The Duke Compute Cluster (DCC)
The Duke Compute Cluster consists of machines that the University has provided for community use and that researchers have purchased to conduct their research. At present, the cluster consists of over 30,000 vCPU-cores and 730 GPUs, with underlying hardware from Cisco Systems UCS blades in Cisco chassis. GPU-accelerated computers are Silicon Mechanics with a range of Nvidia GPUs, including high end “computational” GPUs (V100, P100) and “graphics” GPUs (TitanXP, RTX2080TI). Interconnects are 10 Gbs.
The University, through Duke Research Computing and the Office of Information Technology, maintains and administers the equipment for its useful life (designated to be four years) and provides support for cluster users.
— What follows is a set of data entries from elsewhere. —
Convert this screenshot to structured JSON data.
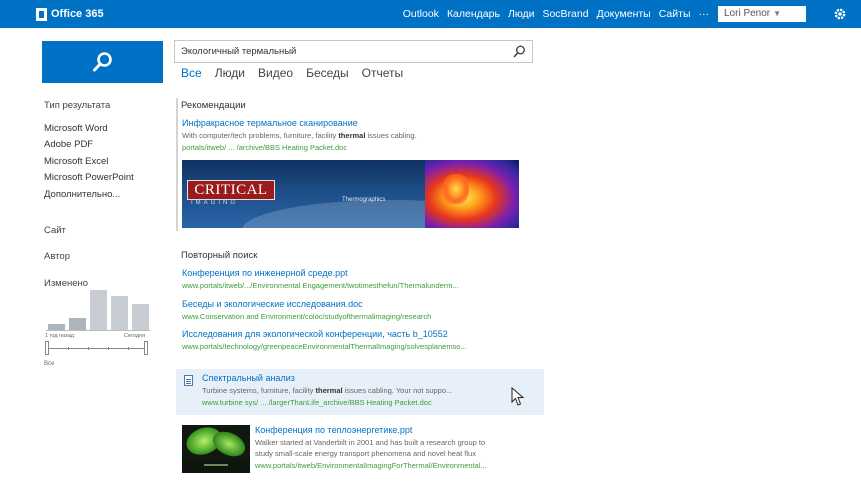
{
  "topbar": {
    "brand": "Office 365",
    "nav": [
      "Outlook",
      "Календарь",
      "Люди",
      "SocBrand",
      "Документы",
      "Сайты",
      "···"
    ],
    "user": "Lori Penor",
    "colors": {
      "bar": "#0072c6"
    }
  },
  "search": {
    "query": "Экологичный термальный",
    "icon": "search-icon",
    "verticals": [
      "Все",
      "Люди",
      "Видео",
      "Беседы",
      "Отчеты"
    ],
    "active_vertical": "Все"
  },
  "refiners": {
    "result_type": {
      "heading": "Тип результата",
      "items": [
        "Microsoft Word",
        "Adobe PDF",
        "Microsoft Excel",
        "Microsoft PowerPoint",
        "Дополнительно..."
      ]
    },
    "site_heading": "Сайт",
    "author_heading": "Автор",
    "modified": {
      "heading": "Изменено",
      "histogram": [
        0.15,
        0.3,
        1.0,
        0.85,
        0.65
      ],
      "left_label": "1 год назад",
      "right_label": "Сегодня",
      "range_label": "Все"
    }
  },
  "recommendations": {
    "heading": "Рекомендации",
    "result": {
      "title": "Инфракрасное термальное сканирование",
      "snippet_before": "With computer/tech problems, furniture, facility ",
      "snippet_bold": "thermal",
      "snippet_after": " issues cabling.",
      "url": "portals/itweb/ ... /archive/BBS Heating Packet.doc"
    },
    "banner": {
      "brand": "CRITICAL",
      "sub": "IMAGING",
      "caption": "Thermographics"
    }
  },
  "repeat_search": {
    "heading": "Повторный поиск",
    "results": [
      {
        "title": "Конференция по инженерной среде.ppt",
        "url": "www.portals/itweb/.../Environmental Engagement/twotimesthefun/Thermalunderm..."
      },
      {
        "title": "Беседы и экологические исследования.doc",
        "url": "www.Conservation and Environment/coloc/studyofthermalimaging/research"
      },
      {
        "title": "Исследования для экологической конференции, часть b_10552",
        "url": "www.portals/technology/greenpeaceEnvironmentalThermalImaging/solvesplanemso..."
      }
    ]
  },
  "hovered_result": {
    "title": "Спектральный анализ",
    "snippet_before": "Turbine systems, furniture, facility ",
    "snippet_bold": "thermal",
    "snippet_after": " issues cabling. Your not suppo...",
    "url": "www.turbine sys/ ... /largerThanLife_archive/BBS Heating Packet.doc"
  },
  "ppt_result": {
    "title": "Конференция по теплоэнергетике.ppt",
    "snippet_line1": "Walker started at Vanderbilt in 2001 and has built a research group to",
    "snippet_line2": "study small-scale energy transport phenomena and novel heat flux",
    "url": "www.portals/itweb/EnvironmentalImagingForThermal/Environmental..."
  }
}
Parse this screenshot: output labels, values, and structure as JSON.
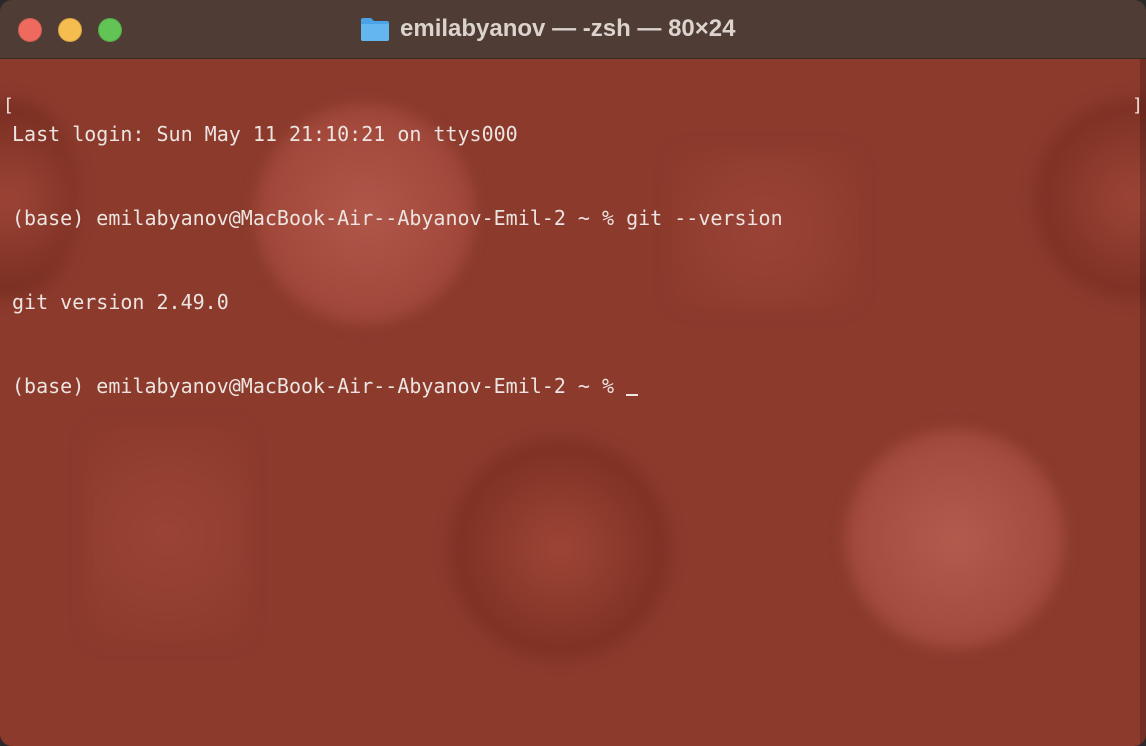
{
  "window": {
    "title": "emilabyanov — -zsh — 80×24",
    "traffic_lights": [
      "close",
      "minimize",
      "zoom"
    ],
    "title_icon": "folder-icon",
    "colors": {
      "titlebar": "#4e3c35",
      "background": "#8b3a2c",
      "text": "#ece4e0",
      "close": "#ee6a5e",
      "minimize": "#f5bd4f",
      "zoom": "#61c454"
    }
  },
  "terminal": {
    "lines": [
      "Last login: Sun May 11 21:10:21 on ttys000",
      "(base) emilabyanov@MacBook-Air--Abyanov-Emil-2 ~ % git --version",
      "git version 2.49.0",
      "(base) emilabyanov@MacBook-Air--Abyanov-Emil-2 ~ % "
    ],
    "left_marker": "[",
    "right_marker": "]"
  }
}
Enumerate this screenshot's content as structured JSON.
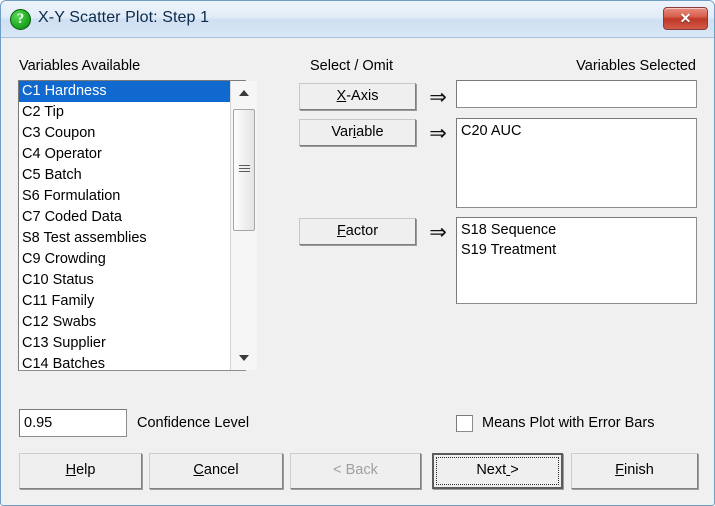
{
  "window": {
    "title": "X-Y Scatter Plot: Step 1",
    "icon": "question-mark-icon",
    "close_label": "✕"
  },
  "available": {
    "label": "Variables Available",
    "items": [
      {
        "text": "C1 Hardness",
        "selected": true
      },
      {
        "text": "C2 Tip",
        "selected": false
      },
      {
        "text": "C3 Coupon",
        "selected": false
      },
      {
        "text": "C4 Operator",
        "selected": false
      },
      {
        "text": "C5 Batch",
        "selected": false
      },
      {
        "text": "S6 Formulation",
        "selected": false
      },
      {
        "text": "C7 Coded Data",
        "selected": false
      },
      {
        "text": "S8 Test assemblies",
        "selected": false
      },
      {
        "text": "C9 Crowding",
        "selected": false
      },
      {
        "text": "C10 Status",
        "selected": false
      },
      {
        "text": "C11 Family",
        "selected": false
      },
      {
        "text": "C12 Swabs",
        "selected": false
      },
      {
        "text": "C13 Supplier",
        "selected": false
      },
      {
        "text": "C14 Batches",
        "selected": false
      }
    ],
    "scroll_up_icon": "scroll-up-arrow-icon",
    "scroll_down_icon": "scroll-down-arrow-icon"
  },
  "select_omit": {
    "label": "Select / Omit",
    "buttons": [
      {
        "label": "X-Axis",
        "accel": "X",
        "accel_index": 0
      },
      {
        "label": "Variable",
        "accel": "i",
        "accel_index": 3
      },
      {
        "label": "Factor",
        "accel": "F",
        "accel_index": 0
      }
    ],
    "arrow_glyph": "⇒"
  },
  "selected": {
    "label": "Variables Selected",
    "x_axis_items": [],
    "variable_items": [
      "C20 AUC"
    ],
    "factor_items": [
      "S18 Sequence",
      "S19 Treatment"
    ]
  },
  "confidence": {
    "value": "0.95",
    "label": "Confidence Level"
  },
  "means_plot": {
    "label": "Means Plot with Error Bars",
    "checked": false
  },
  "footer": {
    "help": {
      "label": "Help",
      "accel_index": 0,
      "disabled": false,
      "default": false
    },
    "cancel": {
      "label": "Cancel",
      "accel_index": 0,
      "disabled": false,
      "default": false
    },
    "back": {
      "label": "< Back",
      "accel_index": -1,
      "disabled": true,
      "default": false
    },
    "next": {
      "label": "Next >",
      "accel_index": 4,
      "disabled": false,
      "default": true
    },
    "finish": {
      "label": "Finish",
      "accel_index": 0,
      "disabled": false,
      "default": false
    }
  },
  "colors": {
    "selection_blue": "#1069cf",
    "dialog_bg": "#f0f0f0",
    "title_bar_border": "#6f9dc4",
    "close_red": "#bf3828",
    "icon_green": "#23b024"
  }
}
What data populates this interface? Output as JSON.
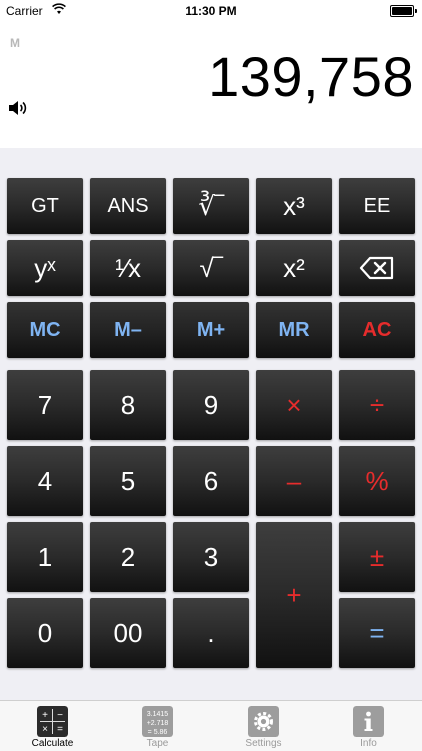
{
  "status_bar": {
    "carrier": "Carrier",
    "time": "11:30 PM"
  },
  "display": {
    "memory_indicator": "M",
    "value": "139,758"
  },
  "keys": {
    "gt": "GT",
    "ans": "ANS",
    "cube_root": "∛‾",
    "cube": "x³",
    "ee": "EE",
    "power": "yˣ",
    "reciprocal": "¹⁄x",
    "sqrt": "√‾",
    "square": "x²",
    "mc": "MC",
    "m_minus": "M–",
    "m_plus": "M+",
    "mr": "MR",
    "ac": "AC",
    "d7": "7",
    "d8": "8",
    "d9": "9",
    "multiply": "×",
    "divide": "÷",
    "d4": "4",
    "d5": "5",
    "d6": "6",
    "minus": "–",
    "percent": "%",
    "d1": "1",
    "d2": "2",
    "d3": "3",
    "plus": "+",
    "plus_minus": "±",
    "d0": "0",
    "d00": "00",
    "decimal": ".",
    "equals": "="
  },
  "tabs": [
    {
      "label": "Calculate",
      "icon": "calculator-icon",
      "active": true
    },
    {
      "label": "Tape",
      "icon": "tape-icon",
      "active": false,
      "icon_text": [
        "3.1415",
        "+2.718",
        "= 5.86"
      ]
    },
    {
      "label": "Settings",
      "icon": "gear-icon",
      "active": false
    },
    {
      "label": "Info",
      "icon": "info-icon",
      "active": false
    }
  ],
  "colors": {
    "accent_red": "#e62c2c",
    "memory_blue": "#7fb4f2",
    "key_dark": "#2a2a2a"
  }
}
As a result of the incremental purchases, the cluster is heterogeneous, with a narrow range of Intel chipsets and RAM capacities, though purchases of equipment are organized and channeled by Duke Research Computing in order to ease maintenance and exploit economies of scale.
Researchers who have provided equipment have “high priority” access to their nodes and have “low priority” (or “common”) access to others’ nodes, including those purchased by the University, when idle cycles are available. Since researchers tend not to use 100 percent of the CPU of nodes they have purchased, “low priority” consumption of cycles greatly increases the efficiency of the cluster overall, while also providing all users the benefit of being able to access more than their own nodes’ cycles when they might need it. Jobs submitted with high priority run only on the nodes that members have bought, and low priority jobs on the machines yield to high priority jobs.
The Duke Compute Cluster is a general purpose high performance/high-throughput installation, and it is fitted with software used for a broad array of scientific projects. For the most part, applications on the cluster are Free and Open Source Software (FOSS), though some researchers have arranged for proprietary licenses for software they use on the cluster. The operating system and software installation and configuration is standard across all nodes (barring license restrictions), with CentOS 8 the current operating system. SLURM is the scheduler for the entire system. Software is managed by “module” and, increasingly, through the use of Singularity containers, which incorporate an entire software environment and greatly increase reproducibility. The entire system is professional managed by systems administrators in the Office of Information Technology and the equipment is housed in enterprise-grade data centers on Duke’s West Campus. Software installations and user support, including training on using the system, is provided by experienced staff of Duke Research Computing.
Users of the cluster agree to an Acceptable Use Policy.